We discovered this sensitively made miniature violin at an antique “mall” east of Huntington, West Virginia in the middle 1980s. It was documented as being made by Joe Byrnside in Boone County, West Virginia, circa 1940s.

It is made of bent and carved wood, with decorative paint illustrating the maker’s signature J and B. The delicate metal “strings” are attached to the tail piece traveling over the bridge, up the neck and tightened over the tuning pegs. It also has F holes and a lovely scroll on which a short piece of old string, perhaps for hanging, is attached. The skill set shown indicates a true understanding of both the musical instrument as well as its construction. It is in excellent condition, all original to the maker’s vision and hand.

Measurements: approximately 12″ long x 3.5″ wide x 1.5″ tall

Seven Vintage John Deere and Farm Supply Advertising Bullet Pencils

farm bullet pencils

It is easy to date these vintage advertising bullet pencils as being from the 1940s and the 1950s. Some don’t even include phone digits, let alone the ubiquitous web urls we are now provided for businesses. Most of this group’s include a several digit number, which assumes a local connection for the user. These pencils were unique to an era.

They each have a “bullet” tip which when pulled out reveals the pencil with its protected, sharpened lead. The second segment of the pencil consists of the printed, early plastic cover with the eraser on the other end. These bullet pencils may be seen in photographs of farmers in their denim overalls. Each overall bib had a sewn area for a writing utensil such as a bullet pencil. These and similar bullet pencils were not only a savvy means of advertising for local, regional, or national advertising of farm equipment, seed, and other similar services, but a functional, if not necessary writing instrument back in the day.

This is an instant collection on which to build for anyone interested in John Deere equipment, farming, writing instruments, or the history of advertising ephemera. Included are two John Deere (four legged deer). and one Pioneer Seed Corn bullet pencil. Two of the seven appear to have been lightly used or not used. Six are in very good vintage condition. We have included a seventh bullet pencil, this one from Stark Trucking. Although we could, no doubt, use a pliers to pull it open, we have not.

The full list and related companies or towns: John Deere/Wolf Sales Co., Scio, Ohio / John Deere Cedarville, Ohio / Welch HIGRADE Fertilizers / Pioneer Corn Co., Tipton, Ohio / Madison Farm Bureau, London, Ohio / C. E. Hill, “On the bank of the Deer Creek, Williamsport, Ohio / Stark Trucking, Fountanelle, Iowa

Measurements: approximately 4″ long x .5” wide

Vintage Carved and Painted Figures of a Man and Woman

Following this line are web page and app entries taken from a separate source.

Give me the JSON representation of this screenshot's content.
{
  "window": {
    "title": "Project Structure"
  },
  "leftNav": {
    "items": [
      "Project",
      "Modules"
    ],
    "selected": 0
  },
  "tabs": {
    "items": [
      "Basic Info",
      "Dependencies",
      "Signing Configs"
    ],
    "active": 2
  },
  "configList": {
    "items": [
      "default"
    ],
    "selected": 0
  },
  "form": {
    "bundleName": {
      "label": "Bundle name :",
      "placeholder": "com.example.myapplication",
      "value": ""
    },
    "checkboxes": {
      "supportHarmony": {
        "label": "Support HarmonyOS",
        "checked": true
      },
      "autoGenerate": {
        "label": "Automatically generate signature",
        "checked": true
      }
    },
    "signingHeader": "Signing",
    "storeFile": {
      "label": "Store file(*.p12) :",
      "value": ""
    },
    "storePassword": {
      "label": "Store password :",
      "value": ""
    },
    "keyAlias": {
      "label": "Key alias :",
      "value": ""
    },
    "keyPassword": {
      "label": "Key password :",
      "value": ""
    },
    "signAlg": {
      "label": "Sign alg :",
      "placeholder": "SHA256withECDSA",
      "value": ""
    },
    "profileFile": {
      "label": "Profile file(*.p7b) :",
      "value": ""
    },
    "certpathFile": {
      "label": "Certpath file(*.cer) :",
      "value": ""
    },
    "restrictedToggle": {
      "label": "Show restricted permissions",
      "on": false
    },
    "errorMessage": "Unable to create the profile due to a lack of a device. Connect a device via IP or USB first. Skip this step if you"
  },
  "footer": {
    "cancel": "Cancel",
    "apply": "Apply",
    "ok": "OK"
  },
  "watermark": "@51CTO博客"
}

Carved Couple

carved women

carved man

We discovered this wonderful pair of figures at the Heartland Antique Show in Richmond, Indiana in the middle 1990s. They had been brought to this nationally recognized show by a antique dealer from Iowa. She did not know the figures provenance but said she believed them to be from the late 30s to early 40s. They are delicate and beautifully carved with great skill exhibited in technique. The attire is well articulated, the man holds a hat behind his back. The hat must have been broken at some stage as it had been carefully glued together at the time of our purchase. The woman’s shoes have some loss of the black paint. She is also missing what we believe must have been a basket which rested upon her left hip. There is a small peg which juts from her hip, some absence of paint makes it apparent something had been applied and then painted. Her flaxen hair and some of her facial features have been sculpted from a composite material. Perhaps glue and sawdust? Both the male and female figure stand on their original stained bases, each approximately 4″ x 4.5″ x .5″ tall. The figures each stand approximately 10″ tall on their bases. Scribed in pencil on the bottom of the male figure’s base is “Seale,” nothing further was discovered about their origin.